» ACTIVITY: Nothing but the lines holding the string "access" should appear in the answer. Copy them from the entries.

Website and app data records:
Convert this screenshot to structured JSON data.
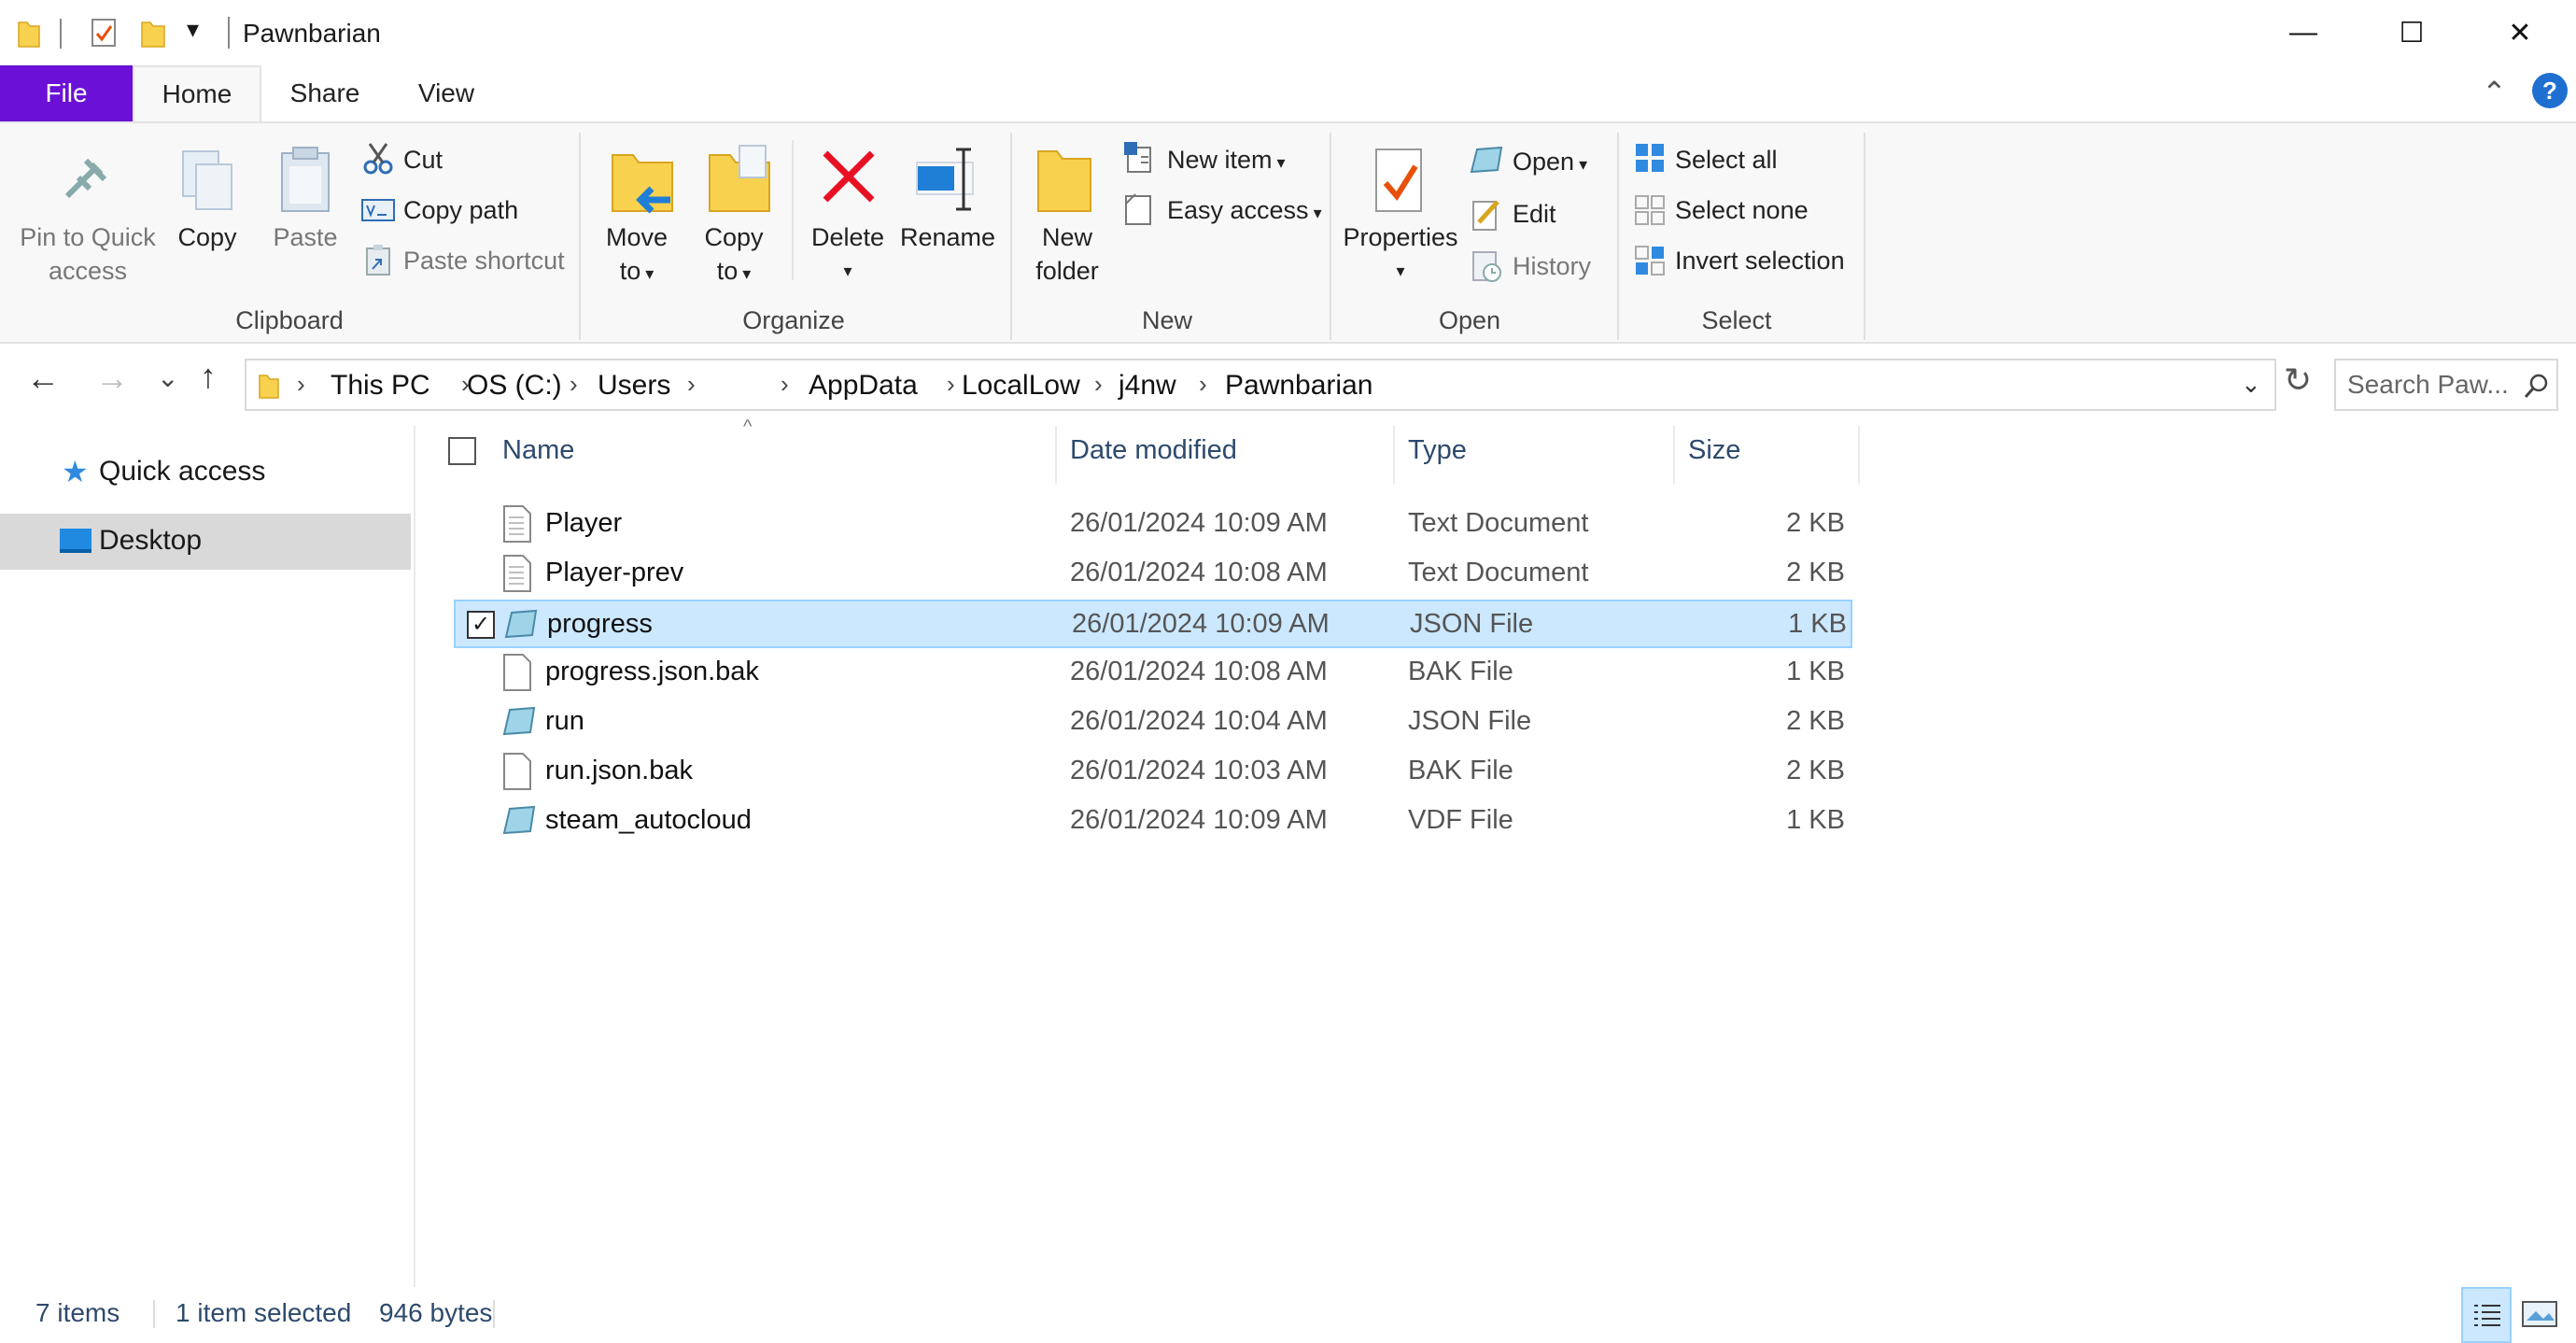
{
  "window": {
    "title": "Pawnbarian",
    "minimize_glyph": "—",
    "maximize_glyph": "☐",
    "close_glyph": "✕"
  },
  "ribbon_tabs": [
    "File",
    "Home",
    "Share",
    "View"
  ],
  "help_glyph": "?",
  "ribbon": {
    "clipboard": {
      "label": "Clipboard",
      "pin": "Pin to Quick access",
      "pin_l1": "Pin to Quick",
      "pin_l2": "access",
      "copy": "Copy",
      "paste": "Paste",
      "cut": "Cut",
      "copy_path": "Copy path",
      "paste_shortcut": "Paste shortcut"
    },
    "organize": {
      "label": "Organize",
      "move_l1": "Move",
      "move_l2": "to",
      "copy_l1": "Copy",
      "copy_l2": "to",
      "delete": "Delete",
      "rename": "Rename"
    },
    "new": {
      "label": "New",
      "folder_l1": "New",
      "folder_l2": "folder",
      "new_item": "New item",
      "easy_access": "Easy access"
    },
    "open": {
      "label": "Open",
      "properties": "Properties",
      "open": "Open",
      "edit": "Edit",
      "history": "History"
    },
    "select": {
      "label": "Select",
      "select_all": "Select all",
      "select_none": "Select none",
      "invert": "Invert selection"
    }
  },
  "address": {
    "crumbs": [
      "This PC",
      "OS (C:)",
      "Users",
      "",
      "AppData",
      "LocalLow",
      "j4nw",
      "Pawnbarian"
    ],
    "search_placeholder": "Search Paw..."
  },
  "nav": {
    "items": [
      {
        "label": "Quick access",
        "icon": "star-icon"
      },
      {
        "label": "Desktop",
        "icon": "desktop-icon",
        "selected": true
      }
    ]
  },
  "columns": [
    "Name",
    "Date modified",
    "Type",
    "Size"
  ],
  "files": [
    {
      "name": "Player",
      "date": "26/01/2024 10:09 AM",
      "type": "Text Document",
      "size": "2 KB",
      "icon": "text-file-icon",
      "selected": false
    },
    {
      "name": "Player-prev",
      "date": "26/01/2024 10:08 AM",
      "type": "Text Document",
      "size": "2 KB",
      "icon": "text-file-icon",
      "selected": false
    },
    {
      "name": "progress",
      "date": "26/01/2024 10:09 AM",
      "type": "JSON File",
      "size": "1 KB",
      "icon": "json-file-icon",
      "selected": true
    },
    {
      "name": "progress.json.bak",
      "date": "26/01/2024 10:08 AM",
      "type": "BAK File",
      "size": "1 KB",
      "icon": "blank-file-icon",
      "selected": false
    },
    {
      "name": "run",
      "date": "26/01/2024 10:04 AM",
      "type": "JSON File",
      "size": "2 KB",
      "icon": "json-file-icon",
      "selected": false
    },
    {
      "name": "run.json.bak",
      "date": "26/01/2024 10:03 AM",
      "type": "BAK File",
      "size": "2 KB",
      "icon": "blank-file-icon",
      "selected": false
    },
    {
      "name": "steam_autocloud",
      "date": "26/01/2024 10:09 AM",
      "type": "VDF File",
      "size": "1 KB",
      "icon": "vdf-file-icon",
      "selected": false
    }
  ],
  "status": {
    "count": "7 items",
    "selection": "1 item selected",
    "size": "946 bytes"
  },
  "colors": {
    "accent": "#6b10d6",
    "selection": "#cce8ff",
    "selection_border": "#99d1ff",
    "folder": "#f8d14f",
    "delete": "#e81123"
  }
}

» OUTPUT OF THE EXERCISE:
      "pin": "Pin to Quick access",
      "pin_l2": "access",
      "easy_access": "Easy access"
        "label": "Quick access",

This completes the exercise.